Wednesday, April 4, 2012

9th Circuit Bankruptcy Appellate Panel Permits
Separate Classification of Lender’s Unsecured
Deficiency Claim for Plan Voting Purposes

When a debtor wishes to confirm a Chapter 11 plan, it is required to obtain the acceptance of at least one class of creditors holding impaired claims. In deciding which creditors should be in which classes it is generally required that similarly situated creditors be in the same class for voting purposes. This is a huge issue in real estate bankruptcy cases because, if the secured lender is substantially under-secured with a large unsecured deficiency claim, and if that claim is placed in the same class as the general unsecured creditors, a lender could vote against the plan and insure there is no class of creditors that actually accepts the plan.

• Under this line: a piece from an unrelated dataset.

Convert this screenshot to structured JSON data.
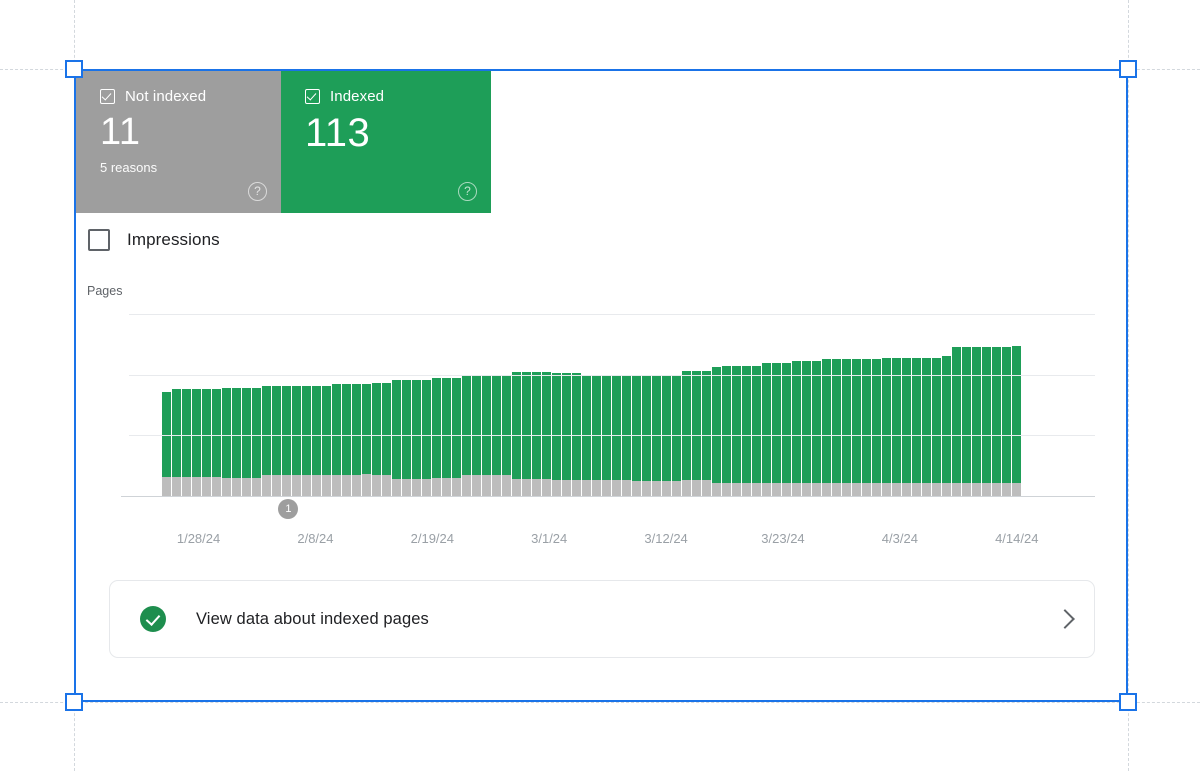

U.S. Supreme Court to Hear
Argument on Credit Bid Case

On April 23, 2012, the United States Supreme Court is scheduled to hear oral argument in RadLAX Gateway Hotel v. Amalgamated Bank, Case No. 11-166. At issue is the interpretation of 11 U.S.C. § 1129(b)(2)(A) and whether a debtor can prevent a secured creditor from credit bidding in connection with a chapter 11 plan that proposed to sell the secured creditor’s collateral free and clear of any liens.

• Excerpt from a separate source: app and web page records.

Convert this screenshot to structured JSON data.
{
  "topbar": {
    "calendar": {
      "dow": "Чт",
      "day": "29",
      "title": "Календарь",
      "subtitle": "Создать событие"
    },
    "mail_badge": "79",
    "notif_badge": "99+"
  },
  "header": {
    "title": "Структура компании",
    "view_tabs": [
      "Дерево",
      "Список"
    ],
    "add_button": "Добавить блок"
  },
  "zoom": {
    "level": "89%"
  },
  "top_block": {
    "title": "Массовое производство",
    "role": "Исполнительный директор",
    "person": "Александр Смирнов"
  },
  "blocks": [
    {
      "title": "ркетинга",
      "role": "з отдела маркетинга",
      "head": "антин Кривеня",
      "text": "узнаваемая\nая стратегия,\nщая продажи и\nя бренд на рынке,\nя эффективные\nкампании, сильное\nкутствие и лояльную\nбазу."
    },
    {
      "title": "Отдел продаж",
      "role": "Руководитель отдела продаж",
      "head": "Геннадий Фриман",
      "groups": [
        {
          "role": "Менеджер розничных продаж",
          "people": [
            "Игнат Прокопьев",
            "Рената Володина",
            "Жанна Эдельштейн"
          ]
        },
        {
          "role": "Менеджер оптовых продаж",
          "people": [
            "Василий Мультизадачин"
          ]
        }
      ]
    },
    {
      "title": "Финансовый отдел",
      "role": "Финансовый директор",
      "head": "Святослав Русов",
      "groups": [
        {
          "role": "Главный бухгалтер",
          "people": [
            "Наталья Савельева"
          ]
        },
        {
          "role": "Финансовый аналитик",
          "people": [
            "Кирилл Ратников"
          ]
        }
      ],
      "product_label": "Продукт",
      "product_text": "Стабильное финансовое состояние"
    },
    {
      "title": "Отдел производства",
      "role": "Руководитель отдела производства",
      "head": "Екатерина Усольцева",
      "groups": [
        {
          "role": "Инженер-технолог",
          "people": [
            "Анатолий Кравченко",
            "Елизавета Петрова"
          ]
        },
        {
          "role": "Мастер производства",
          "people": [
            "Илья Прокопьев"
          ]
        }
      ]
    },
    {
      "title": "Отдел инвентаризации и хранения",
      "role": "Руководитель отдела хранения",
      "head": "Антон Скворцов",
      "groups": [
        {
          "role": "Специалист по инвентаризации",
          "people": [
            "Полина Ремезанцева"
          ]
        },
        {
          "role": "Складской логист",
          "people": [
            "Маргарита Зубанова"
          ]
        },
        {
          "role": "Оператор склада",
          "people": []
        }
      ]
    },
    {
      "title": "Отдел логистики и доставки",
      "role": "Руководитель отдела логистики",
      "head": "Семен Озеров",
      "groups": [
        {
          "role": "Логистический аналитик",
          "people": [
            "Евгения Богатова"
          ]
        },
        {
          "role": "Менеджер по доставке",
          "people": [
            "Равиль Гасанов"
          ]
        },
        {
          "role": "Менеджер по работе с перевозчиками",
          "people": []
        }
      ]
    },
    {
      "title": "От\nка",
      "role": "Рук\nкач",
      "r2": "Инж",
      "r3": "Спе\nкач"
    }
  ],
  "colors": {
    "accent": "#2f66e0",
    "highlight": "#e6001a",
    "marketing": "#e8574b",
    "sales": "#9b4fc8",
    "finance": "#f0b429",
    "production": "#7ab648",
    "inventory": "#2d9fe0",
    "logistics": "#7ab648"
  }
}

Tuesday, March 27, 2012

2nd Circuit Holds “Mandatory Abstention”
Appropriate Under Section 1334(c)(2)

The Second Circuit Court of Appeals recently issued an opinion on mandatory abstention in Parmalat Capital Fin. Ltd. v. Bank of Am., Corp., No. 09-4302, 2012 U.S. App. LEXIS 3391  (2d Cir. Feb. 21, 2012), where the Court explained the factors to be considered when determining whether mandatory abstention is appropriate.

German Provisions on Subordination of
Shareholder Loans Apply to Foreign Companies

The Federal Court of Justice ruled that the provisions of section 39 (1) no. 5 in conjunction with (4) and (5) German Insolvency Act, according to which all loans provided by a shareholder to a corporation (Kapitalgesellschaft) are subordinated, must also be applied to any corporation formed in an EU member state, if the “centre of the debtor’s main interests” [Articles 3 (1), 4 (1) Council Regulation (EC) No 1346/2000 of 29 May 2000 on insolvency proceedings] is in Germany.

Cross-border Insolvency: German Insolvency
Administrators and Their Rights under English Law

The High Court of England and Wales recently confirmed that courts have an inherent common law jurisdiction to permit the statutory power under the English Insolvency Act 1986 (“Act”) to be applied to foreign insolvency administrators not falling within the express scope of the Act.

3rd Circuit Decides “Police Power” Exception to
Automatic Stay Applies Only in Limited Circumstances

Click here for updated post.

The Third Circuit Court of Appeals recently handed down its decision in In re Nortel Networks, Inc., No. 11-1895, 2011 U.S. App. LEXIS 25929 (3d. Cir. Dec. 29, 2011), where it clarified the exception to the automatic stay under 11 U.S.C. § 362(d)(4), commonly known as the “police power” exception, and  cemented the fact that the automatic stay will bar a party who has submitted to the jurisdiction of a United States Bankruptcy Court from participating in an international proceeding, the outcome of which would affect a U.S. debtor, unless the “police power” exception applies.